That could be the fate of our ninth parliament majority and its government. The prime minister declared 9 October 2016 as the date for showdown in parliament with his party honchos who refused to worship him. His then deputy Monyane Moleleki effectively undercut him by calling a by-pass party executive meeting to withdraw their party from the seven-party government and promptly signing an alternative government pact with the main opposition All Basotho Convention (ABC) while inviting all parliamentary parties to join in a reconciliation GNU; only for his boss to overturn and banish them from electoral politics for six years, and thank the high heavens.

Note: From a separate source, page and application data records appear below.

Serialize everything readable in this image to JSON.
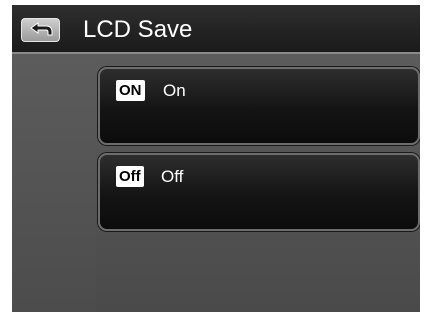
{
  "header": {
    "title": "LCD Save",
    "back_icon": "back-arrow-icon"
  },
  "menu": {
    "options": [
      {
        "badge": "ON",
        "label": "On"
      },
      {
        "badge": "Off",
        "label": "Off"
      }
    ]
  },
  "colors": {
    "title_bar": "#232323",
    "background": "#565656",
    "option_fill": "#141414",
    "text": "#ffffff"
  }
}
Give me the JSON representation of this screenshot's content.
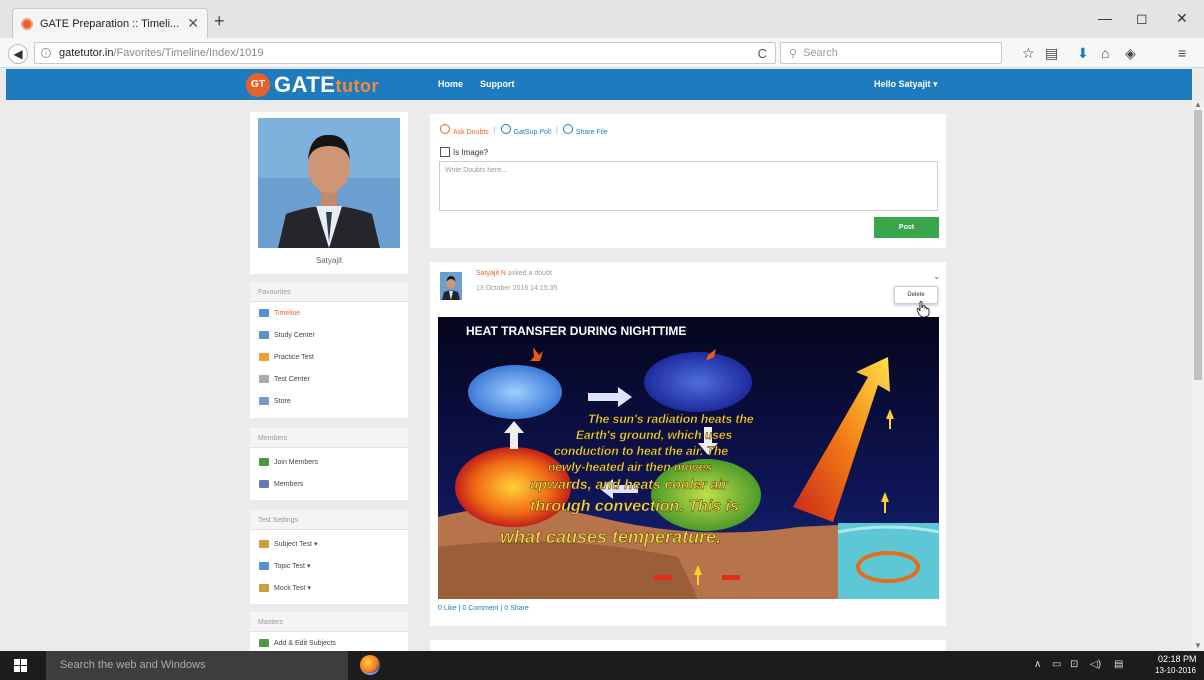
{
  "browser": {
    "tab_title": "GATE Preparation :: Timeli...",
    "tab_close": "✕",
    "new_tab": "+",
    "url_domain": "gatetutor.in",
    "url_path": "/Favorites/Timeline/Index/1019",
    "reload_icon": "C",
    "search_placeholder": "Search",
    "window_controls": [
      "—",
      "◻",
      "✕"
    ]
  },
  "site": {
    "logo_badge": "GT",
    "logo_gate": "GATE",
    "logo_tutor": "tutor",
    "nav": [
      "Home",
      "Support"
    ],
    "greeting": "Hello Satyajit ▾"
  },
  "profile": {
    "name": "Satyajit"
  },
  "sidebar": {
    "favourites": {
      "title": "Favourites",
      "items": [
        {
          "label": "Timeline",
          "icon": "timeline-icon",
          "color": "#5b8fd0",
          "active": true
        },
        {
          "label": "Study Center",
          "icon": "study-center-icon",
          "color": "#5b8fd0"
        },
        {
          "label": "Practice Test",
          "icon": "practice-test-icon",
          "color": "#f0a030"
        },
        {
          "label": "Test Center",
          "icon": "test-center-icon",
          "color": "#aaaaaa"
        },
        {
          "label": "Store",
          "icon": "store-icon",
          "color": "#7a9ac8"
        }
      ]
    },
    "members": {
      "title": "Members",
      "items": [
        {
          "label": "Join Members",
          "icon": "join-members-icon",
          "color": "#4a9a40"
        },
        {
          "label": "Members",
          "icon": "members-icon",
          "color": "#6a7ab8"
        }
      ]
    },
    "test_settings": {
      "title": "Test Settings",
      "items": [
        {
          "label": "Subject Test ▾",
          "icon": "subject-test-icon",
          "color": "#c8a040"
        },
        {
          "label": "Topic Test ▾",
          "icon": "topic-test-icon",
          "color": "#5b8fd0"
        },
        {
          "label": "Mock Test ▾",
          "icon": "mock-test-icon",
          "color": "#c8a040"
        }
      ]
    },
    "masters": {
      "title": "Masters",
      "items": [
        {
          "label": "Add & Edit Subjects",
          "icon": "subjects-icon",
          "color": "#4a9a40"
        }
      ]
    }
  },
  "composer": {
    "tab_ask": "Ask Doubts",
    "tab_poll": "GatSup Poll",
    "tab_share": "Share File",
    "separator": "|",
    "is_image_label": "Is Image?",
    "placeholder": "Write Doubts here...",
    "post_label": "Post"
  },
  "post": {
    "author": "Satyajit N",
    "action": "asked a doubt",
    "date": "13 October 2016 14:15:35",
    "menu_delete": "Delete",
    "chevron": "⌄",
    "stats": "0 Like | 0 Comment | 0 Share",
    "image": {
      "title": "HEAT TRANSFER DURING NIGHTTIME",
      "caption_1": "The sun's radiation heats the",
      "caption_2": "Earth's ground, which uses",
      "caption_3": "conduction to heat the air. The",
      "caption_4": "newly-heated air then moves",
      "caption_5": "upwards, and heats cooler air",
      "caption_6": "through convection. This is",
      "caption_7": "what causes temperature."
    }
  },
  "taskbar": {
    "search_text": "Search the web and Windows",
    "time": "02:18 PM",
    "date": "13-10-2016"
  }
}
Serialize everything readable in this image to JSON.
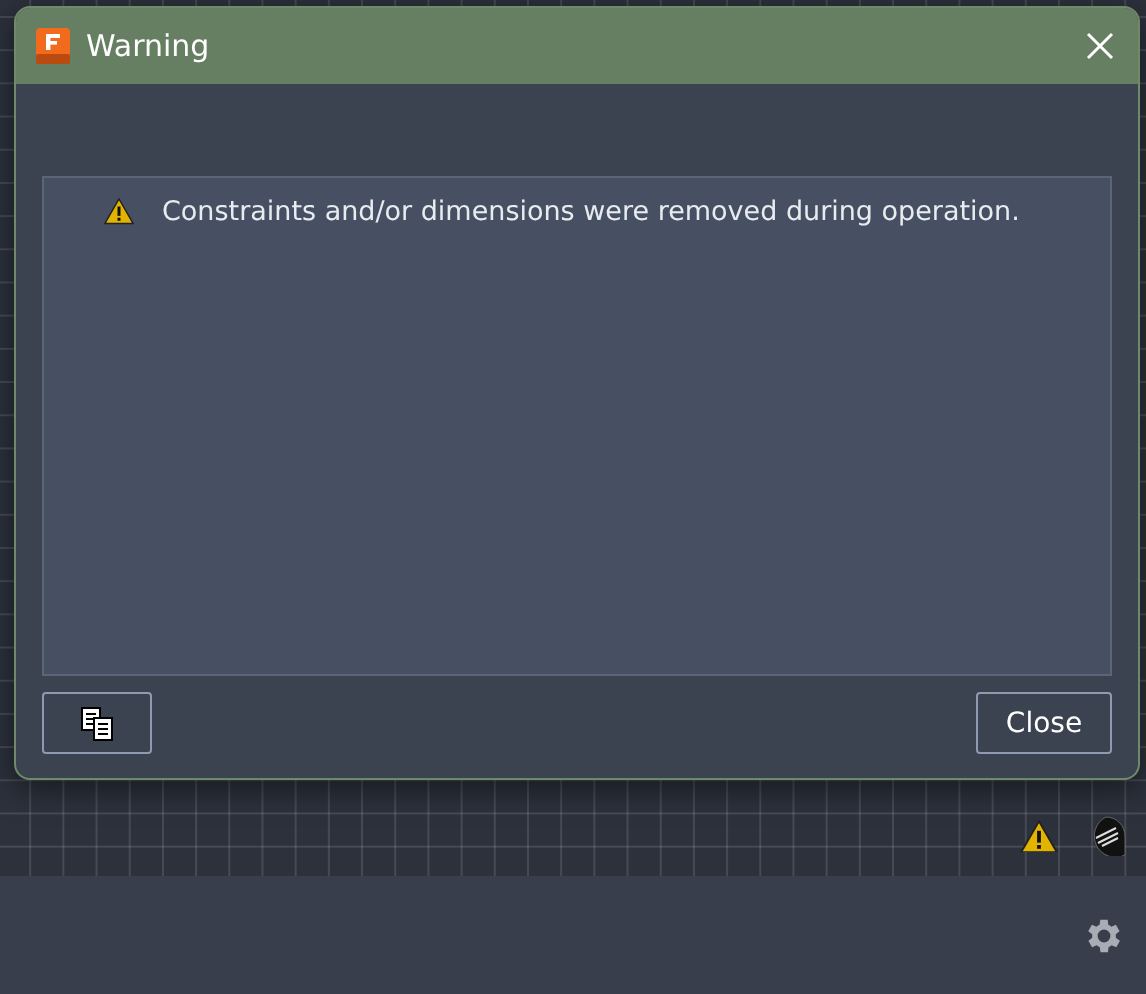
{
  "window": {
    "title": "Warning"
  },
  "messages": [
    {
      "kind": "warning",
      "text": "Constraints and/or dimensions were removed during operation."
    }
  ],
  "buttons": [
    {
      "kind": "copy"
    },
    {
      "kind": "text",
      "label": "Close"
    }
  ]
}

The rest is not history, it is that the prime minister has since retreated from his threat to call elections and condemn his adversaries to debt trap if they brought a no-confidence motion, which he was as good as vowing to lose, since they would not afford election campaign resources, besides being cast on political dumpsite by electors. Such identification of national resources with individual, bigot-sounding, personalities is at the least unfortunate.
We remember painfully that when the prime minister introduced the interest-free, government-guaranteed legislators’ loans a decade ago, he boasted the loans were a grain thrown at chickens which could not ignore it since fowls don’t grow grain. Sadly, this fray was later joined by a Pitso Maisa of the awkwardly named ABC splinter True Reconciliation Unity.

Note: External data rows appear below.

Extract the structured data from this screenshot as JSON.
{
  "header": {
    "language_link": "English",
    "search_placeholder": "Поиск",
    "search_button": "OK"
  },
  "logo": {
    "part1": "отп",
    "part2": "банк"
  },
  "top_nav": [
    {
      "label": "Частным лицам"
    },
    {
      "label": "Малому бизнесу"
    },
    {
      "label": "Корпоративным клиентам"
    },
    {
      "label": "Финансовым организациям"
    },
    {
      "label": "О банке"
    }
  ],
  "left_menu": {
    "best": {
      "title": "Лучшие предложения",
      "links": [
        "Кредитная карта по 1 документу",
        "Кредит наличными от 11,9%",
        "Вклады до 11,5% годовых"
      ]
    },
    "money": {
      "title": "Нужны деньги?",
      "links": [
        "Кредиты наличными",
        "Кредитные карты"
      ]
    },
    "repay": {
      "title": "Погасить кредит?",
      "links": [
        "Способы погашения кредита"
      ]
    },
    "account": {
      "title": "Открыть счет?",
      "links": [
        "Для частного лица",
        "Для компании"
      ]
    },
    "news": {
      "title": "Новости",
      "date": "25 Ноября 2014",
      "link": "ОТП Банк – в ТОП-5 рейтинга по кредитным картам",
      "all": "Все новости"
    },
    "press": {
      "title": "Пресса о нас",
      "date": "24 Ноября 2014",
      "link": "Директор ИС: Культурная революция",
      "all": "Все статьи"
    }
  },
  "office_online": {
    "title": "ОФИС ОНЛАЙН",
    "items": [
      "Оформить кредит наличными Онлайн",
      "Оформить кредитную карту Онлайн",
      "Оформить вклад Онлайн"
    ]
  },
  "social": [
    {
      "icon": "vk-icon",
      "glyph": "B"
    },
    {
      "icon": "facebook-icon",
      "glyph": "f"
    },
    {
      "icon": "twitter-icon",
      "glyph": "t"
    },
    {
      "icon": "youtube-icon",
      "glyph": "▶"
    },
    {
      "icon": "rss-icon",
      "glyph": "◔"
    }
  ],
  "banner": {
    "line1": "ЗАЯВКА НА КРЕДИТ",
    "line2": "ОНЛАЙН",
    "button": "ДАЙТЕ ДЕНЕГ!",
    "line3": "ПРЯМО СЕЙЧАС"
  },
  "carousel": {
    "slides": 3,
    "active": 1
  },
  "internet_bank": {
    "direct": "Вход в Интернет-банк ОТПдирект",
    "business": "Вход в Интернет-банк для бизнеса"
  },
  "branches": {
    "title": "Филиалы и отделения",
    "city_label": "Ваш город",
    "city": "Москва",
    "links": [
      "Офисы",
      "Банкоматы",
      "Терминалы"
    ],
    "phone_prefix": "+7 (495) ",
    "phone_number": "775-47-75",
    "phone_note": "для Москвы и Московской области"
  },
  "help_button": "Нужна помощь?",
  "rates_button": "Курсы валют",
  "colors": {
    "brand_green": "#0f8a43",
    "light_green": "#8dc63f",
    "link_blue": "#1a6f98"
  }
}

Dr Mosisili last week admitted losing the parliamentary majority, and therefore by definition, the government; but declared he would rule by minority because that was one model of government. This model, which was threatened by his former deputy Moleleki back in 2012, can only occur when majority of parties/parliamentarians give one their support but do not want to be part of his government, for various reasons, as has happened in the Tshwane and Nelson Mandela Metropolitan councils in South Africa in 2016; but the prime minister knows he doesn’t enjoy such today.

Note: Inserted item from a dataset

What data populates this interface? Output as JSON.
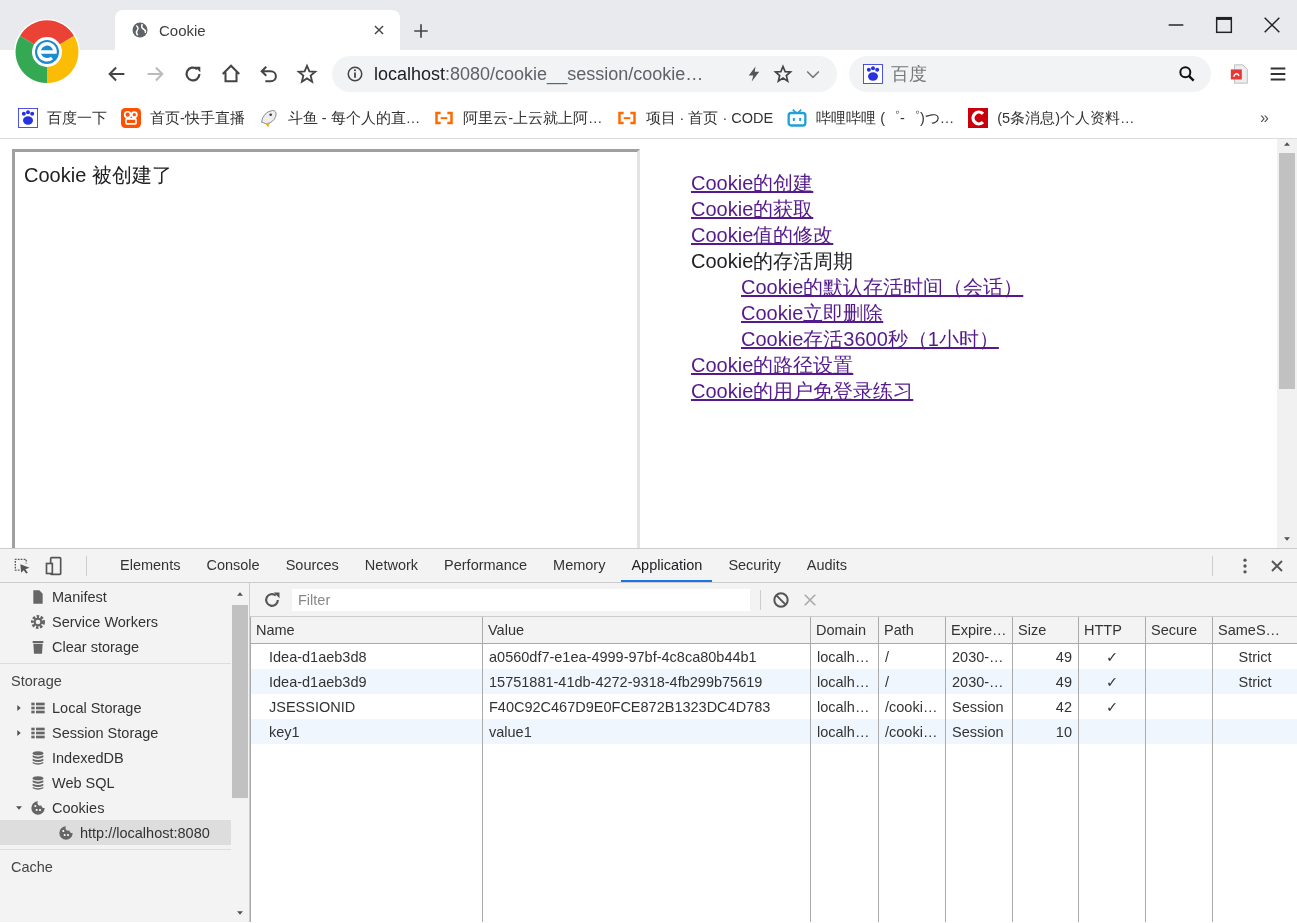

His deputy had already threatened the plotters of government fall were courting the wrath of security branches, and that the government had an option of challenging the motion in court where the case would drag until life of parliament as was custom. This was heinous at best, given the Vision 2020 commitments on justice administration, and the fate of the 2007 NIP case, the MFP case on “theft” of parliamentary seats by main parties inspired by then ruling LCD, the court challenge of Speaker’s suspension of opposition leaders, and the latest case of the prime minister versus Moleleki & Co. In these cases the court either pronounced itself incompetent to complainants’ case, thus favouring government, or unusually speedily resolved them in its favour, in one case even outside the court calendar.
The always-useful home affairs minister and his whistle-good deputy party leader told crowds two weeks ago that if the motion were brought, it would be ignored because this was budget time and government business takes precedence over all else, and further that the orphans and pensioners should blame the opposition. This consultant-party leader further said at a rally that opposition had absconded from parliament for their own pleasure, and was now suddenly in love with its opening and fighting therefore, in their hunger to fell government; and they were declaring government dead but also seeking its protection. Again here, the state was being personalised as in the grain and chickens imagery!
We have also been hearing from the likes of the self-same TRU, the youth-sounding Movement for Economic Change, and the co-ruling Marematlou Freedom Party (MFP) that whatever the fate of government, there should not be room for persons who have not been elected to “seize” government in parliament; some of whom are beneficiaries and perpetrators of the same – whereas the relevant section of Constitution says the next prime minister should be named in advance, for what? You may reveal your scores.